By contrast, Mitsubishi has decided to only let apps talk to cars via the onboard wi-fi. Unfortunately, said Mr Munro, there were serious shortcomings with the way the wi-fi has been set up.
To begin with, said Mr Munro, the format for the name of the access point on the car is very distinct. This has led to the location of many Mitsubishi hybrids being logged on websites that gather the names of access points.
“Some were spotted while driving and others when parked at their owner’s house,” wrote Mr Munro in a blog outlining his findings. “A thief or hacker can therefore easily locate a car that is of interest to them.”
Although Mr Munro owned the vehicle, he and his colleagues at Pen Test Partners security firm carried out their investigation as if they had no special access to it. This involved using well-known techniques that let the researchers interpose themselves between car and owner and watch data as it flowed between the two.
The team used this access to replay commands sent to an Outlander allowing them to flash the lights, tweak its charging settings and drain the battery.
Mr Munro said he was “shocked” to find out that he could also turn off the car alarm via this replay attack.
A thief who is sure the alarm could not go off would have plenty of time to use other techniques to unlock a car and gain entry, he said.
A history of car hacking
The Mitsubishi Outlander is the latest in a series of cars that have been found wanting when it comes to security.
Chrysler’s 2014 Jeep Cherokee, the Tesla Model S and the Nissan Leaf have all been shown to be vulnerable to hack attacks of different degrees of severity.
The most startling was the attack staged on the Jeep which allowed the researchers to take control of the vehicle remotely.
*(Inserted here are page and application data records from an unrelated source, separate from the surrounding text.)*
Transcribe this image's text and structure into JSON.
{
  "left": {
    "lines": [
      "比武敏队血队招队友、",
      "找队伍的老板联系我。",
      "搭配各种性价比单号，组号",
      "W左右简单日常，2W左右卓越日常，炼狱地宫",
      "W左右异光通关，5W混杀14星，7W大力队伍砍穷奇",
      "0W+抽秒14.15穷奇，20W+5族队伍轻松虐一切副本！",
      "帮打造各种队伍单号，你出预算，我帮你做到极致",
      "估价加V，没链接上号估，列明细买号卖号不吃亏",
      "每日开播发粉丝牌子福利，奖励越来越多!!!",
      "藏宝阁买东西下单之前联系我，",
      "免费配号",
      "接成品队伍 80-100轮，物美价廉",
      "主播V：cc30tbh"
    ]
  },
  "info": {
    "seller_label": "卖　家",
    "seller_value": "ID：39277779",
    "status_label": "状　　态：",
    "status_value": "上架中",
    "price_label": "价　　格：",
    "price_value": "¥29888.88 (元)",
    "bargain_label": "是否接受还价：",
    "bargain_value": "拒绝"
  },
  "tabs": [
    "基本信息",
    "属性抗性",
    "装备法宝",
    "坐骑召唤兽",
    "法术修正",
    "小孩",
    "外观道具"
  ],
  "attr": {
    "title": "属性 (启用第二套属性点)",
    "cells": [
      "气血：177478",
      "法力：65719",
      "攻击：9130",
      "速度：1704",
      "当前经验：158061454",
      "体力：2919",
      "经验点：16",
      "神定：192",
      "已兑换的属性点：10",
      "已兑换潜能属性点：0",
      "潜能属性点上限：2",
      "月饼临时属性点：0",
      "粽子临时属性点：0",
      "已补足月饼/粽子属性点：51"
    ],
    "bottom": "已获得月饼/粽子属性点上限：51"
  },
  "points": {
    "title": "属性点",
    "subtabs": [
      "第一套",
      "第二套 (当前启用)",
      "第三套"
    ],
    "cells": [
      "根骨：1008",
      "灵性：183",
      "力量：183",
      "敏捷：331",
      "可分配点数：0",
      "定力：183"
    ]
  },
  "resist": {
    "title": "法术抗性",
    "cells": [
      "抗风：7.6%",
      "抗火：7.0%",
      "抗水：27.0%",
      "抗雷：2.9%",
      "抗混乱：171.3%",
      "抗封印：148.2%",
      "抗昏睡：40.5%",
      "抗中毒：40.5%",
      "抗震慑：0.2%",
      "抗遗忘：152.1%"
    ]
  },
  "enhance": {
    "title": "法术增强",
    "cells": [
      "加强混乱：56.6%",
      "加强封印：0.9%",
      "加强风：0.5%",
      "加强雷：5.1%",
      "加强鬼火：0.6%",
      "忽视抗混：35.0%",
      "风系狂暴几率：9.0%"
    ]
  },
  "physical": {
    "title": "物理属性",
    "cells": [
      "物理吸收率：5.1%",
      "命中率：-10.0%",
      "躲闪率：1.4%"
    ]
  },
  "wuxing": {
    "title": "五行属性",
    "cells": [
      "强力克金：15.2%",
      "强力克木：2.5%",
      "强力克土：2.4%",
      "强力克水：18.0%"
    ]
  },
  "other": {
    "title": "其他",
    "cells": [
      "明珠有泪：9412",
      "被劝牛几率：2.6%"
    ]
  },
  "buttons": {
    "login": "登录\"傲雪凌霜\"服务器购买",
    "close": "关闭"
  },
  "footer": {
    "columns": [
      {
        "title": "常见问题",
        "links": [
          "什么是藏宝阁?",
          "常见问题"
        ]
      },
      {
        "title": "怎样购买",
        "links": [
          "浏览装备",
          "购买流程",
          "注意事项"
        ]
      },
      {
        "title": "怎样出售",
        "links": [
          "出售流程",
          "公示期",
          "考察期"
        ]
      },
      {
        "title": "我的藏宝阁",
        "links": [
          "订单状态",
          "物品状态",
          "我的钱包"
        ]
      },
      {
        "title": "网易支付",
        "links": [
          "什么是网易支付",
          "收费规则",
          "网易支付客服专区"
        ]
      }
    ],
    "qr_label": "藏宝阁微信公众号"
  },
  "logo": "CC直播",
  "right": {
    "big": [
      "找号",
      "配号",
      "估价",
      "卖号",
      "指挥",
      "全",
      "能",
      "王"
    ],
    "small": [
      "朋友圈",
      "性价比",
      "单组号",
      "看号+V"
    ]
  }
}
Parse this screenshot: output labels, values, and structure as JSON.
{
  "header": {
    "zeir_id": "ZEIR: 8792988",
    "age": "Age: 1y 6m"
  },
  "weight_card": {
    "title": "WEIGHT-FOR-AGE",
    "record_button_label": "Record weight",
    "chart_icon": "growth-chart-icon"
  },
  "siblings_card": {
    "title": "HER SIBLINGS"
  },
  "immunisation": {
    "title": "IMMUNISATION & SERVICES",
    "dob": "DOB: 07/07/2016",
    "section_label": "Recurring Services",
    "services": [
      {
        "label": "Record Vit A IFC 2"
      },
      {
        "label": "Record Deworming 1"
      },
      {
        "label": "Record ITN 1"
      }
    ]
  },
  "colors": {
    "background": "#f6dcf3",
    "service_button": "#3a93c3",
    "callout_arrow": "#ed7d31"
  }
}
The discovery led to 1.4 million vehicles being recalled for a software update.
Security researchers fear that the more cars get connected to phones and the web, the more holes will be found.
But car makers are always playing catch-up when it comes to security as it takes far longer to develop a vehicle than it does to find, expose and share the flaws in their onboard computer systems.
“Once unlocked, there is potential for many more attacks,” he said. “The on-board diagnostics port is accessible once the door is unlocked.”
Access to the diagnostics port could allow thieves to connect customised hardware that would let them start the car, suggested Mr Munro.
A demonstration of the problems with the on-board wi-fi was given to Mitsubishi in the UK on 3 June where the bugs were shown to still work on the latest version of the app.
Mr Munro said he had been impressed by the cooperation he had received from Mitsubishi in exploring the bugs and seeking ways to fix them.
In a statement, Mitsubishi said: “This hacking is a first for us as no other has been reported anywhere else in the world.”
It said it “took the matter seriously” and was keen to get Mr Munro talking to its engineers in Japan to understand what he found and how it could be remedied.
It added that although the bugs were “obviously disturbing” the hack only affected the car’s app and would give an attacker limited access to the vehicle’s systems.
“It should be noted that without the remote control device, the car cannot be started and driven away,” it said.
While Mitsubishi investigated it recommended that owners deactivate their onboard wi-fi via the “cancel VIN Registration” option on the app or by using the remote app cancellation procedure.
A longer-term fix would require some action from Mitsubishi, said Mr Munro.
“New firmware should be deployed urgently to fix this problem properly, so the mobile app can still be used,” he said.